(Records from a dataset)
==================================================

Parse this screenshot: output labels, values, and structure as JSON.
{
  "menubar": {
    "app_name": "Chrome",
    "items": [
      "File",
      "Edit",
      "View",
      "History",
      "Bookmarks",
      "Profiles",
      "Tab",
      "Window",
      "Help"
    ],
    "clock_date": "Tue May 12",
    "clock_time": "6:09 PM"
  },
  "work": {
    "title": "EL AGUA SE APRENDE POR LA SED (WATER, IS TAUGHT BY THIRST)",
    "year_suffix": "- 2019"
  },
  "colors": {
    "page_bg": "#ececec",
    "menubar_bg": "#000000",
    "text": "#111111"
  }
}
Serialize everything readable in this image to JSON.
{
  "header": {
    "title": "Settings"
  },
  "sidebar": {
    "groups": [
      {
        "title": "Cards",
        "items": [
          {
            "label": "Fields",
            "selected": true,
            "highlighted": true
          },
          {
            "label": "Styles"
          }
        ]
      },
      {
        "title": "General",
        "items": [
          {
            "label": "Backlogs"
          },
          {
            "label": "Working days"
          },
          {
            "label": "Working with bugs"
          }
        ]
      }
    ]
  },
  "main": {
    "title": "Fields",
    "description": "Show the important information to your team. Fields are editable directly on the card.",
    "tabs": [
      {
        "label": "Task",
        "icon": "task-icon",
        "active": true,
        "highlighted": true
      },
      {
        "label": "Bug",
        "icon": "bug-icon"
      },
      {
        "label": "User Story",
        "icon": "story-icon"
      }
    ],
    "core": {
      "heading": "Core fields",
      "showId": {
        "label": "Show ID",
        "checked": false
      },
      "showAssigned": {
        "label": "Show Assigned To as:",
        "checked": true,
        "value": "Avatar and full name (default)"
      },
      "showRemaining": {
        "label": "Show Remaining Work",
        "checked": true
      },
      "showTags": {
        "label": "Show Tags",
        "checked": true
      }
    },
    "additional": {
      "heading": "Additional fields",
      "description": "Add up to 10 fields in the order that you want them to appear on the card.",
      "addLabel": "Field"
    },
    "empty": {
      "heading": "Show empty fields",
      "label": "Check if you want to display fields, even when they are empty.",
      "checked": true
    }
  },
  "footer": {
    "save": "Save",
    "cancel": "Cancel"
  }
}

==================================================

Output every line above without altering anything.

Parse this screenshot: output labels, values, and structure as JSON.
{
  "menubar": {
    "app_name": "Chrome",
    "items": [
      "File",
      "Edit",
      "View",
      "History",
      "Bookmarks",
      "Profiles",
      "Tab",
      "Window",
      "Help"
    ],
    "clock_date": "Tue May 12",
    "clock_time": "6:09 PM"
  },
  "work": {
    "title": "EL AGUA SE APRENDE POR LA SED (WATER, IS TAUGHT BY THIRST)",
    "year_suffix": "- 2019"
  },
  "colors": {
    "page_bg": "#ececec",
    "menubar_bg": "#000000",
    "text": "#111111"
  }
}
Serialize everything readable in this image to JSON.
{
  "header": {
    "title": "Settings"
  },
  "sidebar": {
    "groups": [
      {
        "title": "Cards",
        "items": [
          {
            "label": "Fields",
            "selected": true,
            "highlighted": true
          },
          {
            "label": "Styles"
          }
        ]
      },
      {
        "title": "General",
        "items": [
          {
            "label": "Backlogs"
          },
          {
            "label": "Working days"
          },
          {
            "label": "Working with bugs"
          }
        ]
      }
    ]
  },
  "main": {
    "title": "Fields",
    "description": "Show the important information to your team. Fields are editable directly on the card.",
    "tabs": [
      {
        "label": "Task",
        "icon": "task-icon",
        "active": true,
        "highlighted": true
      },
      {
        "label": "Bug",
        "icon": "bug-icon"
      },
      {
        "label": "User Story",
        "icon": "story-icon"
      }
    ],
    "core": {
      "heading": "Core fields",
      "showId": {
        "label": "Show ID",
        "checked": false
      },
      "showAssigned": {
        "label": "Show Assigned To as:",
        "checked": true,
        "value": "Avatar and full name (default)"
      },
      "showRemaining": {
        "label": "Show Remaining Work",
        "checked": true
      },
      "showTags": {
        "label": "Show Tags",
        "checked": true
      }
    },
    "additional": {
      "heading": "Additional fields",
      "description": "Add up to 10 fields in the order that you want them to appear on the card.",
      "addLabel": "Field"
    },
    "empty": {
      "heading": "Show empty fields",
      "label": "Check if you want to display fields, even when they are empty.",
      "checked": true
    }
  },
  "footer": {
    "save": "Save",
    "cancel": "Cancel"
  }
}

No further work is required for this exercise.